§ **ABOUT THIS EXERCISE**: Extract the records below word for word and ignore the images.

(App and web page records)
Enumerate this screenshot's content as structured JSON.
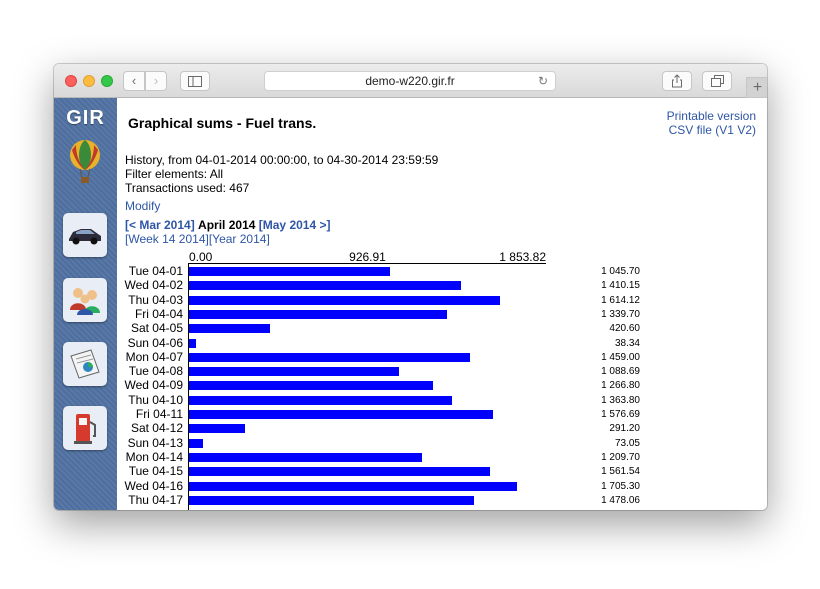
{
  "browser": {
    "url": "demo-w220.gir.fr",
    "new_tab_symbol": "+"
  },
  "sidebar": {
    "logo": "GIR",
    "icons": [
      "hot-air-balloon-icon",
      "car-icon",
      "users-icon",
      "report-icon",
      "fuel-pump-icon"
    ]
  },
  "page": {
    "title": "Graphical sums - Fuel trans.",
    "printable_link": "Printable version",
    "csv_prefix": "CSV file (",
    "csv_v1": "V1",
    "csv_v2": "V2",
    "csv_suffix": ")",
    "history": "History, from 04-01-2014 00:00:00, to 04-30-2014 23:59:59",
    "filter": "Filter elements: All",
    "transactions": "Transactions used: 467",
    "modify": "Modify",
    "prev_month": "[< Mar 2014]",
    "current_month": "April 2014",
    "next_month": "[May 2014 >]",
    "week_link": "[Week 14 2014]",
    "year_link": "[Year 2014]"
  },
  "colors": {
    "bar": "#0000ff",
    "link": "#2e56a6"
  },
  "chart_data": {
    "type": "bar",
    "orientation": "horizontal",
    "scale_labels": [
      "0.00",
      "926.91",
      "1 853.82"
    ],
    "xlim": [
      0,
      1853.82
    ],
    "categories": [
      "Tue 04-01",
      "Wed 04-02",
      "Thu 04-03",
      "Fri 04-04",
      "Sat 04-05",
      "Sun 04-06",
      "Mon 04-07",
      "Tue 04-08",
      "Wed 04-09",
      "Thu 04-10",
      "Fri 04-11",
      "Sat 04-12",
      "Sun 04-13",
      "Mon 04-14",
      "Tue 04-15",
      "Wed 04-16",
      "Thu 04-17"
    ],
    "values": [
      1045.7,
      1410.15,
      1614.12,
      1339.7,
      420.6,
      38.34,
      1459.0,
      1088.69,
      1266.8,
      1363.8,
      1576.69,
      291.2,
      73.05,
      1209.7,
      1561.54,
      1705.3,
      1478.06
    ],
    "value_labels": [
      "1 045.70",
      "1 410.15",
      "1 614.12",
      "1 339.70",
      "420.60",
      "38.34",
      "1 459.00",
      "1 088.69",
      "1 266.80",
      "1 363.80",
      "1 576.69",
      "291.20",
      "73.05",
      "1 209.70",
      "1 561.54",
      "1 705.30",
      "1 478.06"
    ]
  }
}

§ **RESPONSE AREA**:
Enumerate this screenshot's content as structured JSON.
{
  "browser": {
    "url": "demo-w220.gir.fr",
    "new_tab_symbol": "+"
  },
  "sidebar": {
    "logo": "GIR",
    "icons": [
      "hot-air-balloon-icon",
      "car-icon",
      "users-icon",
      "report-icon",
      "fuel-pump-icon"
    ]
  },
  "page": {
    "title": "Graphical sums - Fuel trans.",
    "printable_link": "Printable version",
    "csv_prefix": "CSV file (",
    "csv_v1": "V1",
    "csv_v2": "V2",
    "csv_suffix": ")",
    "history": "History, from 04-01-2014 00:00:00, to 04-30-2014 23:59:59",
    "filter": "Filter elements: All",
    "transactions": "Transactions used: 467",
    "modify": "Modify",
    "prev_month": "[< Mar 2014]",
    "current_month": "April 2014",
    "next_month": "[May 2014 >]",
    "week_link": "[Week 14 2014]",
    "year_link": "[Year 2014]"
  },
  "colors": {
    "bar": "#0000ff",
    "link": "#2e56a6"
  },
  "chart_data": {
    "type": "bar",
    "orientation": "horizontal",
    "scale_labels": [
      "0.00",
      "926.91",
      "1 853.82"
    ],
    "xlim": [
      0,
      1853.82
    ],
    "categories": [
      "Tue 04-01",
      "Wed 04-02",
      "Thu 04-03",
      "Fri 04-04",
      "Sat 04-05",
      "Sun 04-06",
      "Mon 04-07",
      "Tue 04-08",
      "Wed 04-09",
      "Thu 04-10",
      "Fri 04-11",
      "Sat 04-12",
      "Sun 04-13",
      "Mon 04-14",
      "Tue 04-15",
      "Wed 04-16",
      "Thu 04-17"
    ],
    "values": [
      1045.7,
      1410.15,
      1614.12,
      1339.7,
      420.6,
      38.34,
      1459.0,
      1088.69,
      1266.8,
      1363.8,
      1576.69,
      291.2,
      73.05,
      1209.7,
      1561.54,
      1705.3,
      1478.06
    ],
    "value_labels": [
      "1 045.70",
      "1 410.15",
      "1 614.12",
      "1 339.70",
      "420.60",
      "38.34",
      "1 459.00",
      "1 088.69",
      "1 266.80",
      "1 363.80",
      "1 576.69",
      "291.20",
      "73.05",
      "1 209.70",
      "1 561.54",
      "1 705.30",
      "1 478.06"
    ]
  }
}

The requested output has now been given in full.